“Tyson has been a strong leader on our team in many ways,” Joseph said. “His work ethic and commitment has been unmatched so far and his success on the mat has only been a testimony of all the work he put in.”
Emmons definitely led by example during the Tigers’ Wolverine Conference matches against Sturgis and Three Rivers on Wednesday, Dec. 19.
Emmons was one of seven Tigers to win both of their matches for the evening in helping Allegan secure the 45-36 win over Sturgis and the 47-12 win over Three Rivers.
With those victories, the resurgent Tigers improved to 4-0 in league action and 9-2 overall.
“Starting the season like this is simply a reflection of the work that the team has been putting in this year,” Joseph said. “We have a lot of guys on the team this year who didn’t wrestle last year and are making a huge impact on the program. We also have a good core of kids who put in a lot of work this past summer, which is now starting to pay dividends.”

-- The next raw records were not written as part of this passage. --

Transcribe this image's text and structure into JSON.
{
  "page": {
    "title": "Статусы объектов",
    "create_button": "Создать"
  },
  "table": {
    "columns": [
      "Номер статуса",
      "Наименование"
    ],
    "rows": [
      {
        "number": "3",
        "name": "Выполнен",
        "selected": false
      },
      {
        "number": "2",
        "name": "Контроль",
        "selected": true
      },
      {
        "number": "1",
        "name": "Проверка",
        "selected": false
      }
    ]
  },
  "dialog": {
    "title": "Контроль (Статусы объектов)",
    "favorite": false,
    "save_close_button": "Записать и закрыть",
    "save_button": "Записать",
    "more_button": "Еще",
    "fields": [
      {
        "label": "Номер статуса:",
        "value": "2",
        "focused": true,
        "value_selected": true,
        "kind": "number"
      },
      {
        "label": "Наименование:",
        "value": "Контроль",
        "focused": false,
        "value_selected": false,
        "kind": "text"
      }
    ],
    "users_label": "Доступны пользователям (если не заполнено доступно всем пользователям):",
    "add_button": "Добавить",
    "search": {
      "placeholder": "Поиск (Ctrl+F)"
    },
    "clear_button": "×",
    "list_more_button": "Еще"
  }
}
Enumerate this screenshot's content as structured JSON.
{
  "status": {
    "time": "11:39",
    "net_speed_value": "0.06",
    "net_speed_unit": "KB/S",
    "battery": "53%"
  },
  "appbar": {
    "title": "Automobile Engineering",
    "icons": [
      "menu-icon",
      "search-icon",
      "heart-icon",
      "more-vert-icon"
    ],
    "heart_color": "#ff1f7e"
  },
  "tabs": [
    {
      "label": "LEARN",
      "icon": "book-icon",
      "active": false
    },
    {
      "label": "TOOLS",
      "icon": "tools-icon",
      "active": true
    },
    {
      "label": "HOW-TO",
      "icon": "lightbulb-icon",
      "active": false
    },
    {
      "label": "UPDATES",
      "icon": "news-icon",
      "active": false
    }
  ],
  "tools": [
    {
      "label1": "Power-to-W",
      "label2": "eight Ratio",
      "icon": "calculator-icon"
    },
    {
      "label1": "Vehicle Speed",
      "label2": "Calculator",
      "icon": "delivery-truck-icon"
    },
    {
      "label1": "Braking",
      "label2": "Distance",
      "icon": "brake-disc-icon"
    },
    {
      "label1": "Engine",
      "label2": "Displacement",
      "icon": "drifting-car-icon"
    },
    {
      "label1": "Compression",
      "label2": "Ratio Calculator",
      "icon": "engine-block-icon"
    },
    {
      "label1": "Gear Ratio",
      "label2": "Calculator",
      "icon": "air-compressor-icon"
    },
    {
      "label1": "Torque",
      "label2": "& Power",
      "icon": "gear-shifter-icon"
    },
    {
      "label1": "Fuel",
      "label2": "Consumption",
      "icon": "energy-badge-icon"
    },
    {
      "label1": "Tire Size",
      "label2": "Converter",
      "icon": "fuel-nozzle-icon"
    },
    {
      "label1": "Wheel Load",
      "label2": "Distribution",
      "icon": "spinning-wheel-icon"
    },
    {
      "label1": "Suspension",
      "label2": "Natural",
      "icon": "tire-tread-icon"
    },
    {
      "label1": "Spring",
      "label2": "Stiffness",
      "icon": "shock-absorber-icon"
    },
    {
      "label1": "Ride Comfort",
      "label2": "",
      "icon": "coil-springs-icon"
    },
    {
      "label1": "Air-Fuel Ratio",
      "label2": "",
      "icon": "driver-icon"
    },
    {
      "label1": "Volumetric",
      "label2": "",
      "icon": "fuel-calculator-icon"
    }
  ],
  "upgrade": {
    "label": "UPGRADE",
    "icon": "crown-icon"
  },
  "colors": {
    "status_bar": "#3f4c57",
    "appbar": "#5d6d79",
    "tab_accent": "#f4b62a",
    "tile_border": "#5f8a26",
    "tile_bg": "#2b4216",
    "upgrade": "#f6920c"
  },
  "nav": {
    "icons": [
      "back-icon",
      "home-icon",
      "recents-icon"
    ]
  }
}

Seniors Tyler Mead and Tristan Jacobs are among those wrestlers who didn’t compete a year ago.
“We have counted on Tyler and Tristan to help keep the team focused,” Joseph said. “Both are seniors who didn’t wrestle last year, so to have these guys not only come out, but buy into the program as seniors really says a lot.”
Like Emmons—who won one match by pin and one by void at 125 points—Mead went 2-0 for the evening. Competing at 145 pounds, he also had one pin and one void.
Austin Fulmer (119 pounds), Tyson Mead (140), Tristan Mohrland (152), Michael Massey (160) and Ben Powers (189) also won both of their matches.
Powers pinned both of his opponents. Fulmer had a technical fall and a void; Tyson Mead had two voids; Mohrland had a pin and a major decision; and Massey had a pin and a void.
“I believe the main reason for the early success we are having this season is due to the guys coming together as a team,” Joseph said. “Many people believe that wrestling is an individual sport, but that couldn’t be further from the truth. The room gets tougher every day in practice and we have guys stepping up and overcoming adversities in order to help the team succeed, even if it means it will be harder for that individual.
“The coaching staff preaches the importance of being good teammates and the results are speaking for themselves.”